------ Given information ------

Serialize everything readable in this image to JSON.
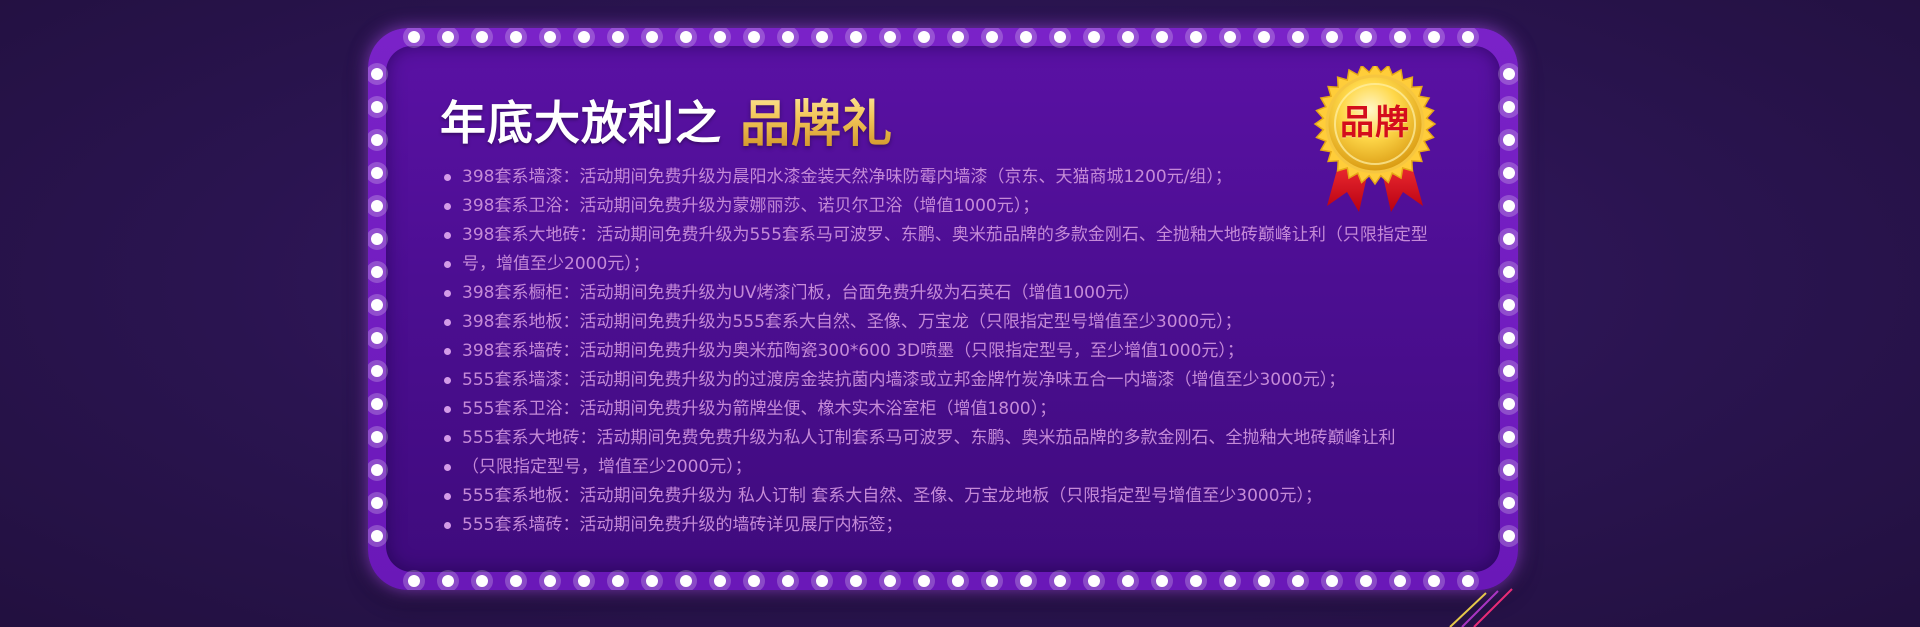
{
  "title": {
    "main": "年底大放利之",
    "accent": "品牌礼"
  },
  "badge": {
    "label": "品牌"
  },
  "items": [
    "398套系墙漆：活动期间免费升级为晨阳水漆金装天然净味防霉内墙漆（京东、天猫商城1200元/组）；",
    "398套系卫浴：活动期间免费升级为蒙娜丽莎、诺贝尔卫浴（增值1000元）；",
    "398套系大地砖：活动期间免费升级为555套系马可波罗、东鹏、奥米茄品牌的多款金刚石、全抛釉大地砖巅峰让利（只限指定型",
    "号，增值至少2000元）；",
    "398套系橱柜：活动期间免费升级为UV烤漆门板，台面免费升级为石英石（增值1000元）",
    "398套系地板：活动期间免费升级为555套系大自然、圣像、万宝龙（只限指定型号增值至少3000元）；",
    "398套系墙砖：活动期间免费升级为奥米茄陶瓷300*600 3D喷墨（只限指定型号，至少增值1000元）；",
    "555套系墙漆：活动期间免费升级为的过渡房金装抗菌内墙漆或立邦金牌竹炭净味五合一内墙漆（增值至少3000元）；",
    "555套系卫浴：活动期间免费升级为箭牌坐便、橡木实木浴室柜（增值1800）；",
    "555套系大地砖：活动期间免费免费升级为私人订制套系马可波罗、东鹏、奥米茄品牌的多款金刚石、全抛釉大地砖巅峰让利",
    "（只限指定型号，增值至少2000元）；",
    "555套系地板：活动期间免费升级为 私人订制 套系大自然、圣像、万宝龙地板（只限指定型号增值至少3000元）；",
    "555套系墙砖：活动期间免费升级的墙砖详见展厅内标签；"
  ],
  "colors": {
    "background": "#2a1450",
    "frame": "#7a22c8",
    "panel": "#4c0e92",
    "text": "#c58ad8",
    "gold": "#f3c75a",
    "badge_red": "#d40d1c"
  },
  "icons": {
    "badge": "gold-seal-ribbon-icon",
    "bulbs": "marquee-light-icon"
  }
}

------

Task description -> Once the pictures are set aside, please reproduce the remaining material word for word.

Exercise output ->
Serialize everything readable in this image to JSON.
{
  "title": {
    "main": "年底大放利之",
    "accent": "品牌礼"
  },
  "badge": {
    "label": "品牌"
  },
  "items": [
    "398套系墙漆：活动期间免费升级为晨阳水漆金装天然净味防霉内墙漆（京东、天猫商城1200元/组）；",
    "398套系卫浴：活动期间免费升级为蒙娜丽莎、诺贝尔卫浴（增值1000元）；",
    "398套系大地砖：活动期间免费升级为555套系马可波罗、东鹏、奥米茄品牌的多款金刚石、全抛釉大地砖巅峰让利（只限指定型",
    "号，增值至少2000元）；",
    "398套系橱柜：活动期间免费升级为UV烤漆门板，台面免费升级为石英石（增值1000元）",
    "398套系地板：活动期间免费升级为555套系大自然、圣像、万宝龙（只限指定型号增值至少3000元）；",
    "398套系墙砖：活动期间免费升级为奥米茄陶瓷300*600 3D喷墨（只限指定型号，至少增值1000元）；",
    "555套系墙漆：活动期间免费升级为的过渡房金装抗菌内墙漆或立邦金牌竹炭净味五合一内墙漆（增值至少3000元）；",
    "555套系卫浴：活动期间免费升级为箭牌坐便、橡木实木浴室柜（增值1800）；",
    "555套系大地砖：活动期间免费免费升级为私人订制套系马可波罗、东鹏、奥米茄品牌的多款金刚石、全抛釉大地砖巅峰让利",
    "（只限指定型号，增值至少2000元）；",
    "555套系地板：活动期间免费升级为 私人订制 套系大自然、圣像、万宝龙地板（只限指定型号增值至少3000元）；",
    "555套系墙砖：活动期间免费升级的墙砖详见展厅内标签；"
  ],
  "colors": {
    "background": "#2a1450",
    "frame": "#7a22c8",
    "panel": "#4c0e92",
    "text": "#c58ad8",
    "gold": "#f3c75a",
    "badge_red": "#d40d1c"
  },
  "icons": {
    "badge": "gold-seal-ribbon-icon",
    "bulbs": "marquee-light-icon"
  }
}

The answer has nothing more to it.